▶ **DATA SECTION**
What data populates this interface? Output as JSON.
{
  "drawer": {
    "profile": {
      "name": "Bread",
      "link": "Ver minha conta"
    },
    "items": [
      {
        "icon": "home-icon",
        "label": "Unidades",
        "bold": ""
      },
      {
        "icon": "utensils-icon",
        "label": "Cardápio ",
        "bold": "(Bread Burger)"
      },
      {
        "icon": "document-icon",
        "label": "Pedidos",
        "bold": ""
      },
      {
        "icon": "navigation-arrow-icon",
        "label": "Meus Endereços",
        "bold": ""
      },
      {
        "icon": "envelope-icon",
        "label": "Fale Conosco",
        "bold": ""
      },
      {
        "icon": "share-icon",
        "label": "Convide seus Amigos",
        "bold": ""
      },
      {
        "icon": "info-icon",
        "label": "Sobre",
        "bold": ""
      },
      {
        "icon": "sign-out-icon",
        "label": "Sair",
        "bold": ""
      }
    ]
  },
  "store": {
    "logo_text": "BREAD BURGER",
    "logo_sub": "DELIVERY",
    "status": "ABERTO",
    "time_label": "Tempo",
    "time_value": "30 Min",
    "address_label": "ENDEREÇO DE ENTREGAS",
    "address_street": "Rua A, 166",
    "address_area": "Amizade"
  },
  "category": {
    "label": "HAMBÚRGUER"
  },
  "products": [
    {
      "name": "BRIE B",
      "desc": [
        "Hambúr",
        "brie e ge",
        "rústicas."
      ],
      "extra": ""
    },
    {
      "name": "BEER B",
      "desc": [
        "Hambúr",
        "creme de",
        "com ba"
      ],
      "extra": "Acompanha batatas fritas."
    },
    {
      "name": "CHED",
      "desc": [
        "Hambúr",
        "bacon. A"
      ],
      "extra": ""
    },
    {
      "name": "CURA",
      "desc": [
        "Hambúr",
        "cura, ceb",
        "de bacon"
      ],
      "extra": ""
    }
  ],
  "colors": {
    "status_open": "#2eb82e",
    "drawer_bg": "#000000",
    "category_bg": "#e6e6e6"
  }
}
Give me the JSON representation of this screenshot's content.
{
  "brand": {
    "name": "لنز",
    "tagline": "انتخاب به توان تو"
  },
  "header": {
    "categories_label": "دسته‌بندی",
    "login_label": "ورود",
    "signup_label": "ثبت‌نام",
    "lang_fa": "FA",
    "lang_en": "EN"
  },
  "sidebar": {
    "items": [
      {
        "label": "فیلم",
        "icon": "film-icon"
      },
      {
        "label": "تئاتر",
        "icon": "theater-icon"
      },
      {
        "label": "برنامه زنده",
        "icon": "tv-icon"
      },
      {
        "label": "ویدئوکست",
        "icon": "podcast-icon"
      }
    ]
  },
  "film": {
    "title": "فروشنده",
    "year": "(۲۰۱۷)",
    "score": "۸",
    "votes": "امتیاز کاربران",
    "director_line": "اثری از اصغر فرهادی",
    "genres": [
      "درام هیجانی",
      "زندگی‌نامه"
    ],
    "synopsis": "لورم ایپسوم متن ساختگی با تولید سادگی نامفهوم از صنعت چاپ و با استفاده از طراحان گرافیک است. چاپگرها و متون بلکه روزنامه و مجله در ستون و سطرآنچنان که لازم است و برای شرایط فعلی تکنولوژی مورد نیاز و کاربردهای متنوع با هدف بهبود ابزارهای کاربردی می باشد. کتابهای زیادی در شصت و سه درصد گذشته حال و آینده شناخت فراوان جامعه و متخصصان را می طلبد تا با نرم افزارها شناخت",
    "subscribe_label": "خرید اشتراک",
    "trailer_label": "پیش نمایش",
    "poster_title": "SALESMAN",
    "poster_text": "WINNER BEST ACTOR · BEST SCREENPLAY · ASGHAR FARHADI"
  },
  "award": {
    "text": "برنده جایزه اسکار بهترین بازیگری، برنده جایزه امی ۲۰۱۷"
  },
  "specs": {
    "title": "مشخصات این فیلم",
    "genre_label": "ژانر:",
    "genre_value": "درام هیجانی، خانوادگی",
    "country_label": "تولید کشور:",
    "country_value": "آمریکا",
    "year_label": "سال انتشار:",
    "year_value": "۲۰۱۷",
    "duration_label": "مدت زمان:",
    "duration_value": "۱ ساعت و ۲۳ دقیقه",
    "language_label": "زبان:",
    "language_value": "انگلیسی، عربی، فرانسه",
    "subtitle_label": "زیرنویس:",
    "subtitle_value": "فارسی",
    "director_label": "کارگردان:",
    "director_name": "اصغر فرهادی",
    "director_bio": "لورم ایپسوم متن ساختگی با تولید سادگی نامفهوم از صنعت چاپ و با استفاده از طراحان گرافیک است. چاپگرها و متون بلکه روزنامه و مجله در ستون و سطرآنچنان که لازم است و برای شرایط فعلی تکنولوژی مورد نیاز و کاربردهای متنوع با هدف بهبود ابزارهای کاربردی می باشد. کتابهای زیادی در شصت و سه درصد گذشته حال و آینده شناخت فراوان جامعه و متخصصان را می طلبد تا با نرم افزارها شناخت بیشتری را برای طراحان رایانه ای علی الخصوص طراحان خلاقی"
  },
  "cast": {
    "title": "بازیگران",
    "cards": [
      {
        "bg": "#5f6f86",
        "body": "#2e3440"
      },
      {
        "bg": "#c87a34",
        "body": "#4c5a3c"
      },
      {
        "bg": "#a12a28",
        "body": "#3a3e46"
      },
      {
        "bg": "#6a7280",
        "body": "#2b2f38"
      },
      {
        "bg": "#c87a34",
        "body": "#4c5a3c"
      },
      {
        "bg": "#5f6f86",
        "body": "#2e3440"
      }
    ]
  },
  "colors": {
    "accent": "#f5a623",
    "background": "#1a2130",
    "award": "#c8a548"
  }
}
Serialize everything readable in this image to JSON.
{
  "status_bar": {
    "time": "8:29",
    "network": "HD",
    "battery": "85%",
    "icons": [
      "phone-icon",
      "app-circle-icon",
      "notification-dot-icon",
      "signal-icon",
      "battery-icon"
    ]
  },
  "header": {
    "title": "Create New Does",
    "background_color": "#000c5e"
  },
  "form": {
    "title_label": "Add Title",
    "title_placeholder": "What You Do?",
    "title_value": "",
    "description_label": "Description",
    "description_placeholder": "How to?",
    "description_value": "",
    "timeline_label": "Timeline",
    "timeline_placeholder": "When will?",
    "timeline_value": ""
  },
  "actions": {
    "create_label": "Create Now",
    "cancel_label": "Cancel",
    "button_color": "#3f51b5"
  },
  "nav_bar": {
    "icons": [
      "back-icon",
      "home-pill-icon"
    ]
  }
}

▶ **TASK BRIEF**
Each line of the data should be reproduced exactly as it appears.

▶ **RESULT**
What data populates this interface? Output as JSON.
{
  "drawer": {
    "profile": {
      "name": "Bread",
      "link": "Ver minha conta"
    },
    "items": [
      {
        "icon": "home-icon",
        "label": "Unidades",
        "bold": ""
      },
      {
        "icon": "utensils-icon",
        "label": "Cardápio ",
        "bold": "(Bread Burger)"
      },
      {
        "icon": "document-icon",
        "label": "Pedidos",
        "bold": ""
      },
      {
        "icon": "navigation-arrow-icon",
        "label": "Meus Endereços",
        "bold": ""
      },
      {
        "icon": "envelope-icon",
        "label": "Fale Conosco",
        "bold": ""
      },
      {
        "icon": "share-icon",
        "label": "Convide seus Amigos",
        "bold": ""
      },
      {
        "icon": "info-icon",
        "label": "Sobre",
        "bold": ""
      },
      {
        "icon": "sign-out-icon",
        "label": "Sair",
        "bold": ""
      }
    ]
  },
  "store": {
    "logo_text": "BREAD BURGER",
    "logo_sub": "DELIVERY",
    "status": "ABERTO",
    "time_label": "Tempo",
    "time_value": "30 Min",
    "address_label": "ENDEREÇO DE ENTREGAS",
    "address_street": "Rua A, 166",
    "address_area": "Amizade"
  },
  "category": {
    "label": "HAMBÚRGUER"
  },
  "products": [
    {
      "name": "BRIE B",
      "desc": [
        "Hambúr",
        "brie e ge",
        "rústicas."
      ],
      "extra": ""
    },
    {
      "name": "BEER B",
      "desc": [
        "Hambúr",
        "creme de",
        "com ba"
      ],
      "extra": "Acompanha batatas fritas."
    },
    {
      "name": "CHED",
      "desc": [
        "Hambúr",
        "bacon. A"
      ],
      "extra": ""
    },
    {
      "name": "CURA",
      "desc": [
        "Hambúr",
        "cura, ceb",
        "de bacon"
      ],
      "extra": ""
    }
  ],
  "colors": {
    "status_open": "#2eb82e",
    "drawer_bg": "#000000",
    "category_bg": "#e6e6e6"
  }
}
Give me the JSON representation of this screenshot's content.
{
  "brand": {
    "name": "لنز",
    "tagline": "انتخاب به توان تو"
  },
  "header": {
    "categories_label": "دسته‌بندی",
    "login_label": "ورود",
    "signup_label": "ثبت‌نام",
    "lang_fa": "FA",
    "lang_en": "EN"
  },
  "sidebar": {
    "items": [
      {
        "label": "فیلم",
        "icon": "film-icon"
      },
      {
        "label": "تئاتر",
        "icon": "theater-icon"
      },
      {
        "label": "برنامه زنده",
        "icon": "tv-icon"
      },
      {
        "label": "ویدئوکست",
        "icon": "podcast-icon"
      }
    ]
  },
  "film": {
    "title": "فروشنده",
    "year": "(۲۰۱۷)",
    "score": "۸",
    "votes": "امتیاز کاربران",
    "director_line": "اثری از اصغر فرهادی",
    "genres": [
      "درام هیجانی",
      "زندگی‌نامه"
    ],
    "synopsis": "لورم ایپسوم متن ساختگی با تولید سادگی نامفهوم از صنعت چاپ و با استفاده از طراحان گرافیک است. چاپگرها و متون بلکه روزنامه و مجله در ستون و سطرآنچنان که لازم است و برای شرایط فعلی تکنولوژی مورد نیاز و کاربردهای متنوع با هدف بهبود ابزارهای کاربردی می باشد. کتابهای زیادی در شصت و سه درصد گذشته حال و آینده شناخت فراوان جامعه و متخصصان را می طلبد تا با نرم افزارها شناخت",
    "subscribe_label": "خرید اشتراک",
    "trailer_label": "پیش نمایش",
    "poster_title": "SALESMAN",
    "poster_text": "WINNER BEST ACTOR · BEST SCREENPLAY · ASGHAR FARHADI"
  },
  "award": {
    "text": "برنده جایزه اسکار بهترین بازیگری، برنده جایزه امی ۲۰۱۷"
  },
  "specs": {
    "title": "مشخصات این فیلم",
    "genre_label": "ژانر:",
    "genre_value": "درام هیجانی، خانوادگی",
    "country_label": "تولید کشور:",
    "country_value": "آمریکا",
    "year_label": "سال انتشار:",
    "year_value": "۲۰۱۷",
    "duration_label": "مدت زمان:",
    "duration_value": "۱ ساعت و ۲۳ دقیقه",
    "language_label": "زبان:",
    "language_value": "انگلیسی، عربی، فرانسه",
    "subtitle_label": "زیرنویس:",
    "subtitle_value": "فارسی",
    "director_label": "کارگردان:",
    "director_name": "اصغر فرهادی",
    "director_bio": "لورم ایپسوم متن ساختگی با تولید سادگی نامفهوم از صنعت چاپ و با استفاده از طراحان گرافیک است. چاپگرها و متون بلکه روزنامه و مجله در ستون و سطرآنچنان که لازم است و برای شرایط فعلی تکنولوژی مورد نیاز و کاربردهای متنوع با هدف بهبود ابزارهای کاربردی می باشد. کتابهای زیادی در شصت و سه درصد گذشته حال و آینده شناخت فراوان جامعه و متخصصان را می طلبد تا با نرم افزارها شناخت بیشتری را برای طراحان رایانه ای علی الخصوص طراحان خلاقی"
  },
  "cast": {
    "title": "بازیگران",
    "cards": [
      {
        "bg": "#5f6f86",
        "body": "#2e3440"
      },
      {
        "bg": "#c87a34",
        "body": "#4c5a3c"
      },
      {
        "bg": "#a12a28",
        "body": "#3a3e46"
      },
      {
        "bg": "#6a7280",
        "body": "#2b2f38"
      },
      {
        "bg": "#c87a34",
        "body": "#4c5a3c"
      },
      {
        "bg": "#5f6f86",
        "body": "#2e3440"
      }
    ]
  },
  "colors": {
    "accent": "#f5a623",
    "background": "#1a2130",
    "award": "#c8a548"
  }
}
Serialize everything readable in this image to JSON.
{
  "status_bar": {
    "time": "8:29",
    "network": "HD",
    "battery": "85%",
    "icons": [
      "phone-icon",
      "app-circle-icon",
      "notification-dot-icon",
      "signal-icon",
      "battery-icon"
    ]
  },
  "header": {
    "title": "Create New Does",
    "background_color": "#000c5e"
  },
  "form": {
    "title_label": "Add Title",
    "title_placeholder": "What You Do?",
    "title_value": "",
    "description_label": "Description",
    "description_placeholder": "How to?",
    "description_value": "",
    "timeline_label": "Timeline",
    "timeline_placeholder": "When will?",
    "timeline_value": ""
  },
  "actions": {
    "create_label": "Create Now",
    "cancel_label": "Cancel",
    "button_color": "#3f51b5"
  },
  "nav_bar": {
    "icons": [
      "back-icon",
      "home-pill-icon"
    ]
  }
}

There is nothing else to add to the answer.